Even better are CoH2's Theatre of War missions. These are focused fights split into three categories: co-op scenarios, solo challenges and AI battles. Where Isakovich's campaign story spans 14 missions, the Theatre of War has 18 missions for 1941 alone – the years progress as more battles are won – split between the German and Soviet sides. Where the main campaign can be bloated, these missions are exhilarating in their singular focus and multiple options. I played one solo challenge that asked me to level German buildings with long-range Katyusha rocket trucks supported by a small contingent of troops. On my first go I careened around the map, launching barrages before sacrificing squads to allow the Katyushas to escape. On my second attempt I worked out a solid firing solution and parked up in the middle of the level, able to rain rockety doom down on the marked buildings as my dug-in conscripts kept my Katyushas firing. Both attempts were successful.
Co-op missions are similarly freeform. Both generals can choose to mix and match similar forces and push together on their objectives, or to coordinate and specialise. This is Company of Heroes as an aggressive kid's toybox, allowing you to either pull out your favourite soldiers to win the fight your way, or asking you to battle back against almost-overpowering odds in a way the campaign rarely does.

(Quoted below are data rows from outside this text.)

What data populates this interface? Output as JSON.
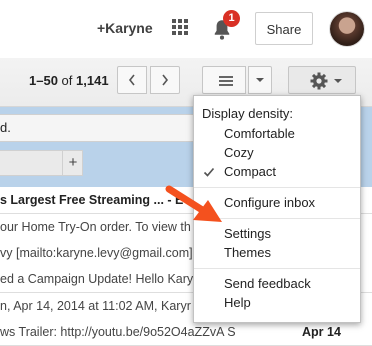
{
  "header": {
    "user_link": "+Karyne",
    "notification_count": "1",
    "share_label": "Share"
  },
  "toolbar": {
    "page_range": "1–50",
    "of_label": "of",
    "total": "1,141"
  },
  "background": {
    "search_text_fragment": "d.",
    "plus_tab": "+",
    "rows": [
      {
        "text": "s Largest Free Streaming ... - E",
        "date": ""
      },
      {
        "text": "our Home Try-On order. To view th",
        "date": ""
      },
      {
        "text": "vy [mailto:karyne.levy@gmail.com]",
        "date": ""
      },
      {
        "text": "ed a Campaign Update! Hello Kary",
        "date": ""
      },
      {
        "text": "n, Apr 14, 2014 at 11:02 AM, Karyr",
        "date": ""
      },
      {
        "text": "ws Trailer: http://youtu.be/9o52O4aZZvA S",
        "date": "Apr 14"
      }
    ]
  },
  "menu": {
    "density_heading": "Display density:",
    "comfortable": "Comfortable",
    "cozy": "Cozy",
    "compact": "Compact",
    "selected_density": "compact",
    "configure_inbox": "Configure inbox",
    "settings": "Settings",
    "themes": "Themes",
    "send_feedback": "Send feedback",
    "help": "Help"
  },
  "colors": {
    "arrow": "#f4511e",
    "badge": "#d93025",
    "list_background": "#b9d2ea"
  }
}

I found most of the character and cleverness that was missing from CoH2's campaign mode in these Theatre of War missions. I found yet more in the game's multiplayer: replacing the game's slightly wonky AI with real humans makes for ludicrously tense matches, even if a few tactics – mortar spam, particularly – feel entirely too effective for their own good. Both Theatre of War missions and multiplayer matches feed back into a central character: your own general, an upgradeable fellow who can select his combat bonuses, signature units and vehicle camouflage.
I went for a shock specialist for his ability to field flamethrower tanks: nasty little brutes that can rumble into fortified positions before squirting out jets of fire. Generals have buffs and boosts that can be switched out once you've unlocked them – my Soviet Guards now have a 5% health increase after I used the unit to kill 40 Panzer Grenadiers – creating a compulsion loop that means I've already plotted how I'm going to go back and kill the next 250 tiny, pretend people.
And despite the niggles and deficiencies I've pointed out here, I do want to go back and kill them. CoH2 takes its lessons from history very literally. Like the Red Army it depicts, it wages its war by throwing everything forward at once, and like that Red Army, too many casualties were left to die along the way. It's sometimes clumsy, a game that can't maintain all its systems, with too many disparate moving parts to feel consistently coherent. But the final result, despite the small losses along the way, is a winner.
Company of Heroes 2 is the USSR of real-time strategy games: huge, powerful and just a little bit broken.